## Your goal:
Write out every entry exactly as it stands.

## Data:
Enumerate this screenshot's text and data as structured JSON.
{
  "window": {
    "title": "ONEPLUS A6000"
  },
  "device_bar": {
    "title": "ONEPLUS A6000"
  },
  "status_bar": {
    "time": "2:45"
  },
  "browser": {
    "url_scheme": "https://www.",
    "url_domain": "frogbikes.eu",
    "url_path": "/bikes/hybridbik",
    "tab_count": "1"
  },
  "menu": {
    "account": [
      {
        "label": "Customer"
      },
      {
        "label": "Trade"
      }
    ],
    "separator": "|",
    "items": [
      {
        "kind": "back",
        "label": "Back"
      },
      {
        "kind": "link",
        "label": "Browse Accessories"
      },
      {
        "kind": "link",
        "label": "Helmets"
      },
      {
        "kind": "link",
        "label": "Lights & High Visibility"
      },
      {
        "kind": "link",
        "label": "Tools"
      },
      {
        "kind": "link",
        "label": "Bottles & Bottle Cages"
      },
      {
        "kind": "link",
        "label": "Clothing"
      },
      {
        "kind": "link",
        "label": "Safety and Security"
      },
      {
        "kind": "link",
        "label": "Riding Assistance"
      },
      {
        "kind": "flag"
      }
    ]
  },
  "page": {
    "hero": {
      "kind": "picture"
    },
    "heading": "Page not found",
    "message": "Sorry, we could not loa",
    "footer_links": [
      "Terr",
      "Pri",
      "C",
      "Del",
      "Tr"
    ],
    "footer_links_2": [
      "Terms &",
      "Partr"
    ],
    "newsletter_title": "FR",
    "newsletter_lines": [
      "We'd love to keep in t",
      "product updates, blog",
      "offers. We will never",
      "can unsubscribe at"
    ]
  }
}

## Answer box:
Enumerate this screenshot's text and data as structured JSON.
{
  "window": {
    "title": "ONEPLUS A6000"
  },
  "device_bar": {
    "title": "ONEPLUS A6000"
  },
  "status_bar": {
    "time": "2:45"
  },
  "browser": {
    "url_scheme": "https://www.",
    "url_domain": "frogbikes.eu",
    "url_path": "/bikes/hybridbik",
    "tab_count": "1"
  },
  "menu": {
    "account": [
      {
        "label": "Customer"
      },
      {
        "label": "Trade"
      }
    ],
    "separator": "|",
    "items": [
      {
        "kind": "back",
        "label": "Back"
      },
      {
        "kind": "link",
        "label": "Browse Accessories"
      },
      {
        "kind": "link",
        "label": "Helmets"
      },
      {
        "kind": "link",
        "label": "Lights & High Visibility"
      },
      {
        "kind": "link",
        "label": "Tools"
      },
      {
        "kind": "link",
        "label": "Bottles & Bottle Cages"
      },
      {
        "kind": "link",
        "label": "Clothing"
      },
      {
        "kind": "link",
        "label": "Safety and Security"
      },
      {
        "kind": "link",
        "label": "Riding Assistance"
      },
      {
        "kind": "flag"
      }
    ]
  },
  "page": {
    "hero": {
      "kind": "picture"
    },
    "heading": "Page not found",
    "message": "Sorry, we could not loa",
    "footer_links": [
      "Terr",
      "Pri",
      "C",
      "Del",
      "Tr"
    ],
    "footer_links_2": [
      "Terms &",
      "Partr"
    ],
    "newsletter_title": "FR",
    "newsletter_lines": [
      "We'd love to keep in t",
      "product updates, blog",
      "offers. We will never",
      "can unsubscribe at"
    ]
  }
}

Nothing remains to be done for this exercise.